Tell Me into Your Story
"Our girl is here!" Gwen says the instant I walk in the door. And Larla, Gwen's ninety-five year old mother, turns to greet me. Her grey eyes are so crammed now with the past there's almost no room for the present, but she gives me a questioning smile. "We love her," Gwen says matter-of-factly, patting her mom's shoulder as I stoop to give her my arrival kiss. "I love you hon," she says in the faded voice I know well, and pats my hand in her brisk way. "We're glad you came to see us." And finally, with another glance at Gwen, she nods as if she has decided for sure and turns to look me straight in the eye: "You're our girl." Those words are a small miracle to me. I visit Kentucky only twice a year, once when the dogwoods are skirted in pink, and once in the fire of fall. It's rare I can visit in between, and while Gwen has known me from birth, Larla hasn't. I'm not, as they say in those Kentucky hills, "kin." I'm just an occasional visitor. Yet Larla, even with Alzheimer's disease, has never forgotten me. Each time I come, she knows me afresh. Some part of her retains its hold on who I am and the fact that she loves me.
I was marveling at this again last week during my spring visit and decided one morning to write about it. Larla sat next to me at the breakfast table patting my left hand as I used my right to jot random musings whenever I got the chance. Gwen was in and out with eggs and orange juice and I was in search of the perfect word, my mind working to the rhythmic clatter of frying pans, when Gwen popped out and asked her mom, "have you said good morning to our girl?"
And in that instant, the mystery cleared. Something about having my pen in hand allowed me to see that Larla had always known me because I had been told into her story. Gwen, I abruptly understood, was a narrator. The moment I walked in the door, Gwen began to tell me into the story of her own life and that of her mom's. Word by word, statement by statement, with comments about "our girl Sarah," and "how much we love her," she narrated my presence into her mother's life. Larla never had a chance to forget me. Gwen sets the scene by helping Larla to greet me, she paints the back story with tales of my visits as a tiny girl, and moves the scene forward with constant affirmations of how lovely a thing it is to have me there. She hugs me in front of Larla, includes me in every detail of her care, and laughs so often that Larla can have no doubt that my visits are gladsome things.
Gwen has used her words to frame me into belonging. This is storytelling at its most real; narrative at its highest power of love. As an author, I am keenly aware of the power of narrative. I struggle so often to get just the right words in place when I attempt to describe a character, because I am profoundly aware of my power as the narrator; that masterful voice tells a reader exactly what to think of any character. A reader's affection or disgust for a book's characters is based on the words in which they are framed. Narration is a form of creative power.
What Gwen has helped me to see is that this power is present in the real life, workaday world as well as the novel.
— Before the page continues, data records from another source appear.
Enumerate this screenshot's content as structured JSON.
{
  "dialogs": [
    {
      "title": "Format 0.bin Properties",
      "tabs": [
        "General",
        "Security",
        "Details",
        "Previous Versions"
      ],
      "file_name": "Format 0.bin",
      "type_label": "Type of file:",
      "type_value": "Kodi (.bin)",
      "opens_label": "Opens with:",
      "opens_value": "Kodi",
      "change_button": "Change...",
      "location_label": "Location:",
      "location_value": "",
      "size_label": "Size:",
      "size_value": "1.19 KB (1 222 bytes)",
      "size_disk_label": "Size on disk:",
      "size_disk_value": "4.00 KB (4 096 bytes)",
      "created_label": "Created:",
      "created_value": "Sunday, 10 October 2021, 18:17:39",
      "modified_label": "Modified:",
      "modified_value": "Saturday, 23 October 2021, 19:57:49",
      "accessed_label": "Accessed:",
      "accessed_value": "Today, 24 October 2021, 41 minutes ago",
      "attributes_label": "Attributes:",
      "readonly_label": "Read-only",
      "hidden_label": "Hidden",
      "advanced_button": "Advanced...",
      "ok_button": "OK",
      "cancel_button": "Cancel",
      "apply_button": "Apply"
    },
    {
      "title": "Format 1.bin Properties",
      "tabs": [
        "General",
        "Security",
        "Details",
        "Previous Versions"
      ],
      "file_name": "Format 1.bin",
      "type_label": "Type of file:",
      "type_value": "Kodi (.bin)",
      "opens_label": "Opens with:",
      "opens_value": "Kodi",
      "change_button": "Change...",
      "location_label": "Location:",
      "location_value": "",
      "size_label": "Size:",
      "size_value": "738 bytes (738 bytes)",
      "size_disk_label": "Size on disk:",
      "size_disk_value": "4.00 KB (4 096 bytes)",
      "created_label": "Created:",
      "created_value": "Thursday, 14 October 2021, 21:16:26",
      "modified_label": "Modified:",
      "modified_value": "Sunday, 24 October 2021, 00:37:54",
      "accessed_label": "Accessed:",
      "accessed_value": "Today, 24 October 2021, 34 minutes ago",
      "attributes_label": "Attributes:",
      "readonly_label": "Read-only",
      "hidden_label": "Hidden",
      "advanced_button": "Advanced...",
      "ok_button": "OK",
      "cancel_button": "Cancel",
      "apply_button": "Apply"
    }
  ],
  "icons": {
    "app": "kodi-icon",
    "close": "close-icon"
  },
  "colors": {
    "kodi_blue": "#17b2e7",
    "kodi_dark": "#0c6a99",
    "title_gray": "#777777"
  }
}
Here we are, all of us telling stories about each other every day. I see now how much our relationships are formed by the narrative of our conversations, our spoken affection or disgust, our gossip (or hopefully, lack of it), our love when it spills into speech. In this light, the power of a word like "welcome." is as good as "once upon a time," because it opens the possibility of friendship, of laughter, of belonging, What crackling possibility. What creative potential, what worlds await us in the most ordinary of realms.
I love that all people - writers, readers, or not - are made to be storytellers. And I think that all God-lovers are required see themselves in this light. We begin with the understanding that God is the first Storyteller of our lives, the one whose narration in Scripture set the scene of the world, sketched our identity, revealed our parts as heroes, heroines... or villains. But I think we partner with him in narration. Faith is one kind of buoyant of storytelling; we speak what we know is true and cannot see. But so is love. Love is a powerful form of narration. Love chooses to speak what is possible about the people it describes. Love narrates lonely people into families. Love uses every word of its story to tell all people into grace. I have decided that I want the narrative I tell about other people to be a hospitable sort, one that tells people into my life as Gwen told me into hers. I want there to be a fireside feel to conversation, a sort of pull-up-a-chair invitation in my words. I want to say to each person that happens into my days, "come on in, I'm going to tell you into my story."
And by God's grace, it'll be a good one.
This is a repost from 2010. Larla has since passed away, but until the day she died, I was "her girl." I have been thinking a lot lately about the way in which our words set the stage for the story we live, and for the story into which we invite the people around us. I've seen a lot of discord this year. And I know that words can kill off a friendship like a cheap character in a novel, or they can tell a hungry soul into the story of fellowship, the story of love. May we all be narrators like Gwen.